By Denise Dunbar | firstname.lastname@example.org
Alexandria is experiencing a spike in confirmed cases of COVID-19 that is unprecedented since the city’s first residents were diagnosed back in March 2020. In the three-week period from Nov. 30 to Dec. 21, confirmed cases have risen almost tenfold, despite the city’s high overall vaccination rate.
Back on Nov. 30, Alexandria was in the “substantial” transmission rate, with 56 cases reported during the preceding seven days per 100,000 residents. That number tripled in one week, to 152.1 cases per 100,000 residents by Dec. 7 and placing Alexandria back in the “high” transmission category, according to the City of Alexandria COVID-19 data page.
By Tuesday, the last day for which data was available, that number had swelled to 551.1 total confirmed cases per 100,000 residents in the last seven days. The city’s 7-day moving average of daily confirmed actual cases (not per 100,000 residents) rose almost tenfold during those three weeks, from 13.1 per day on Nov. 30 to 129 by Dec. 21.
The data indicates that this number is still surging, as on Wednesday, the Virginia Department of Health website reported that 257 cases – not a moving average and not per 100,000 residents – of COVID-19 were reported as confirmed or probable in Alexandria in the preceding 24 hours. If the infection rate continues at this level for the next week, there would be 1,799 new cases of COVID-19 in Alexandria over that timeframe. If the infection rate continues to rise the number could be much higher.
This case spike is surprising given Alexandria’s relatively high vaccination rate. In Alexandria, 79.1% of residents ages 5 and up have received at least one COVID-19 vaccine dose, while 68.5% were fully vaccinated as of Tuesday, according to the City of Alexandria’s website.
Alexandria’s vaccination rate is slightly higher than that of Virginia as a whole, where 76.5% of residents are partially and 67.1% are fully vaccinated as of Wednesday, according to the Virginia Department of Health. Virginia’s rate topped the overall United States rate of 74% with at least one dose and 62% who are fully vaccinated as of Sunday, according to USAFacts.org.
There is no available data at this time on the percentage of people testing positive for COVID-19 who are vaccinated versus unvaccinated.
VDH data reveals that this is the third major spike of COVID-19 cases, with a couple of mini-surges, since the pandemic began almost two years ago.
This surge, which began right after Thanksgiving and with the arrival of the new Omicron COVID-19 variant, follows one in March through May 2020 and one that occurred during the holidays in 2020. It’s the steepest and largest surge in number of cases since the beginning of the pandemic.

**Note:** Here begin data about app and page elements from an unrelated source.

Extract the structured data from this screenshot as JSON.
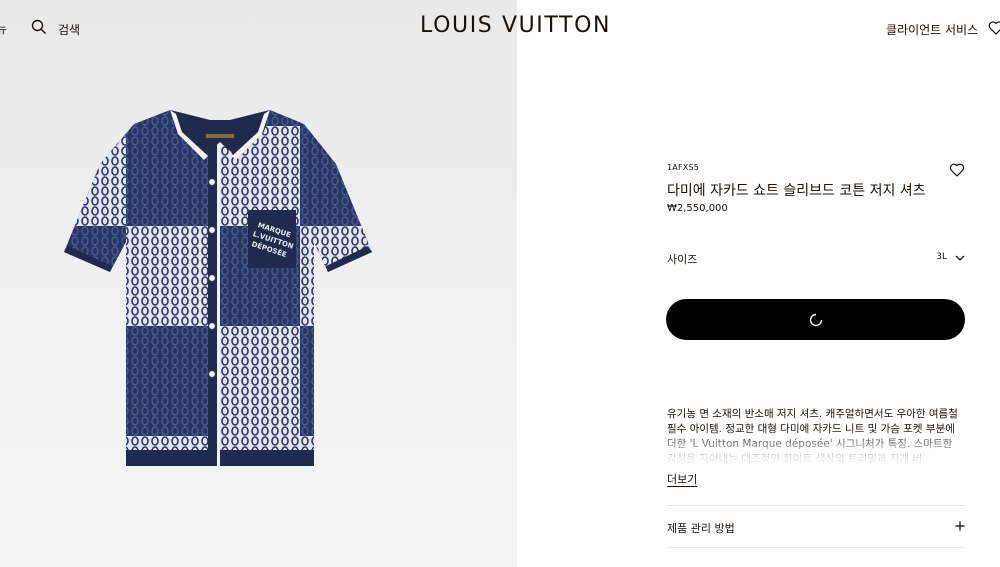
{
  "header": {
    "menu_fragment": "뉴",
    "search_label": "검색",
    "logo": "LOUIS VUITTON",
    "client_service": "클라이언트 서비스"
  },
  "product": {
    "sku": "1AFXS5",
    "name": "다미에 자카드 쇼트 슬리브드 코튼 저지 셔츠",
    "price": "₩2,550,000",
    "size_label": "사이즈",
    "size_value": "3L",
    "description": "유기농 면 소재의 반소매 저지 셔츠. 캐주얼하면서도 우아한 여름철 필수 아이템. 정교한 대형 다미에 자카드 니트 및 가슴 포켓 부분에 더한 'L Vuitton Marque déposée' 시그니처가 특징. 스마트한 감성을 자아내는 대조적인 화이트 색상의 트리밍과 자개 버",
    "more_label": "더보기",
    "care_label": "제품 관리 방법"
  },
  "image": {
    "pocket_text": "MARQUE L.VUITTON DÉPOSÉE"
  },
  "icons": {
    "search": "search-icon",
    "wishlist": "heart-icon",
    "size_dropdown": "chevron-down-icon",
    "loading": "spinner-icon",
    "expand": "plus-icon"
  },
  "colors": {
    "navy": "#1f2a4d",
    "white_knit": "#e9ecf4",
    "text": "#19110b",
    "button": "#000000"
  }
}
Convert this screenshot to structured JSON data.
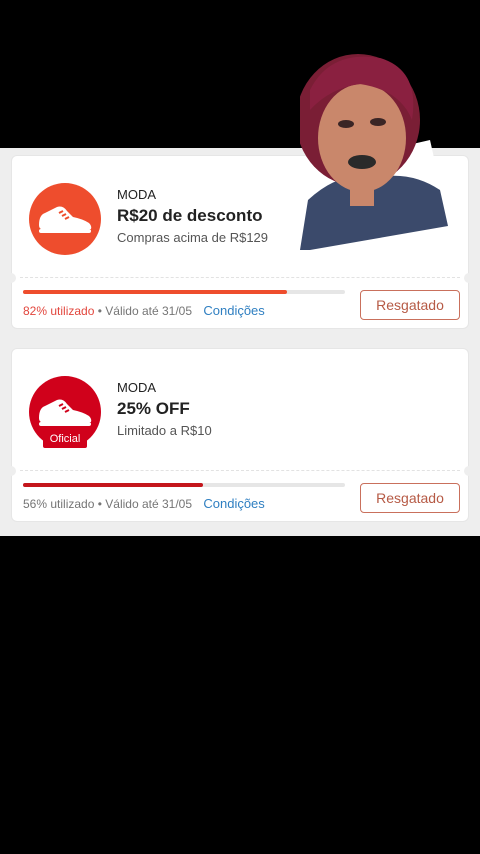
{
  "coupons": [
    {
      "category": "MODA",
      "title": "R$20 de desconto",
      "subtitle": "Compras acima de R$129",
      "usage_text": "82% utilizado",
      "usage_fraction": 0.82,
      "validity": "• Válido até 31/05",
      "conditions_label": "Condições",
      "button_label": "Resgatado",
      "logo_color": "#ee4d2d",
      "bar_color": "#ee4d2d"
    },
    {
      "category": "MODA",
      "title": "25% OFF",
      "subtitle": "Limitado a R$10",
      "badge_label": "Oficial",
      "usage_text": "56% utilizado",
      "usage_fraction": 0.56,
      "validity": "• Válido até 31/05",
      "conditions_label": "Condições",
      "button_label": "Resgatado",
      "logo_color": "#d0011b",
      "bar_color": "#c4161c"
    }
  ],
  "icons": [
    "sneaker-icon"
  ]
}
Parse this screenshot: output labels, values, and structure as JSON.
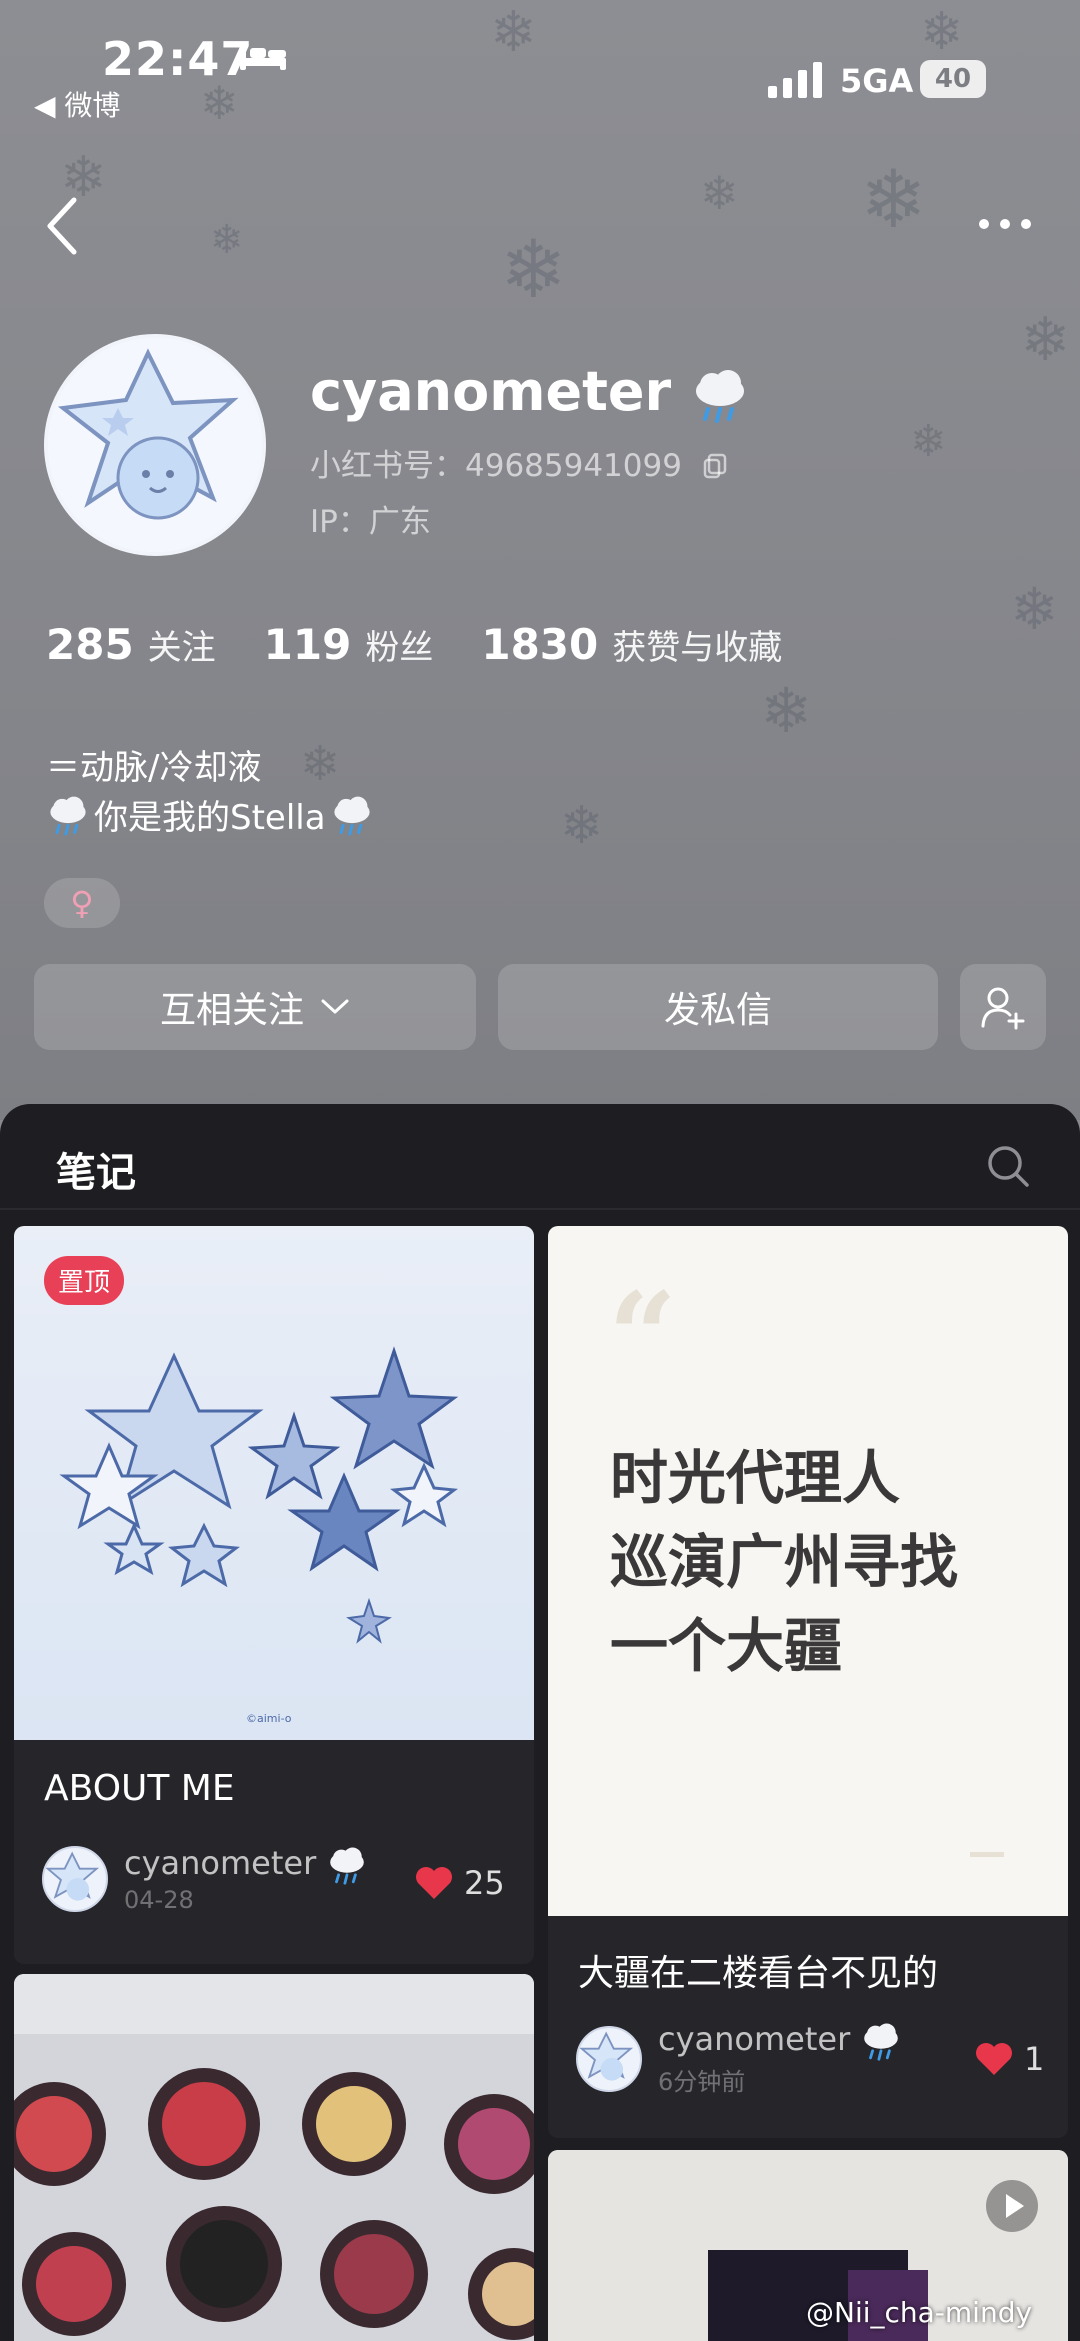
{
  "status_bar": {
    "time": "22:47",
    "back_app": "◀ 微博",
    "network": "5GA",
    "battery": "40"
  },
  "profile": {
    "username": "cyanometer",
    "xhs_id": "小红书号：49685941099",
    "ip": "IP：广东",
    "stats": [
      {
        "num": "285",
        "label": "关注"
      },
      {
        "num": "119",
        "label": "粉丝"
      },
      {
        "num": "1830",
        "label": "获赞与收藏"
      }
    ],
    "bio_line1": "＝动脉/冷却液",
    "bio_line2_text": "你是我的Stella",
    "gender": "♀"
  },
  "actions": {
    "follow_label": "互相关注",
    "message_label": "发私信"
  },
  "tabs": {
    "notes_label": "笔记"
  },
  "notes": [
    {
      "pin": "置顶",
      "title": "ABOUT ME",
      "author": "cyanometer",
      "date": "04-28",
      "likes": "25"
    },
    {
      "quote": [
        "时光代理人",
        "巡演广州寻找",
        "一个大疆"
      ],
      "title": "大疆在二楼看台不见的",
      "author": "cyanometer",
      "date": "6分钟前",
      "likes": "1"
    }
  ],
  "watermark": "@Nii_cha-mindy",
  "colors": {
    "panel_bg": "#1e1e22",
    "card_bg": "#25252a",
    "heart": "#e8374a",
    "pin_bg": "#e84057"
  }
}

There are three significant caveats to this leap in case totals, which could somewhat mitigate the alarming data: the positivity rate for COVID-19 tests, the impact that vaccinations will have on severe cases of COVID-19 and whether the Omicron variant causes less severe cases of COVID-19.
Confirmed case totals are a function of both how many people are tested as well as the positivity rate. Because free PCR tests for COVID-19, which are considered more reliable than rapid home tests, are now so readily available, more overall tests are being given than at the start of the pandemic. If more people who are perhaps asymptomatic are tested, then case totals will rise.
Widespread testing, however, was widely available when the December 2020 surge began, and case totals then did not reach the current levels.
Alexandria’s COVID-19 positivity rate was 8.6% as of Dec. 18, the most recent date for which data was available on the VDH website. This remains significantly below the peak positivity rate of 13.3% recorded on Jan. 2, 2021,* though it is the highest recorded rate since Jan. 23, 2021. To put the current positivity rate into perspective, it means that more than 91% of people who are currently receiving PCR COVID-19 tests do not have the virus.
Hospitalization and death rates remain relatively low in Alexandria, as there has been one reported death from COVID-19 since Nov. 30. There has been an uptick in COVID-19 hospitalizations in the past couple of weeks, and three additional people were hospitalized on Tuesday, but so far the rise in hospitalizations more closely mirrors the mini-surge of cases in late September and early October 2021 than the major spike this time last year.
Hospitalizations and deaths have typically lagged several weeks behind case surges, however, and the relatively stable hospitalization and death rates may be due to the fact that the current surge has happened so quickly.
There is insufficient data to draw clear conclusions about the severity of the Omicron variant, though a Reuters report this week said early data from the United Kingdom indicates Omicron is not causing less severe COVID-19 than the Delta variant there.
*Much higher positivity rates were recorded in late March to early April 2020, when COVID-19 tests were scarce and only people with observable symptoms were being tested.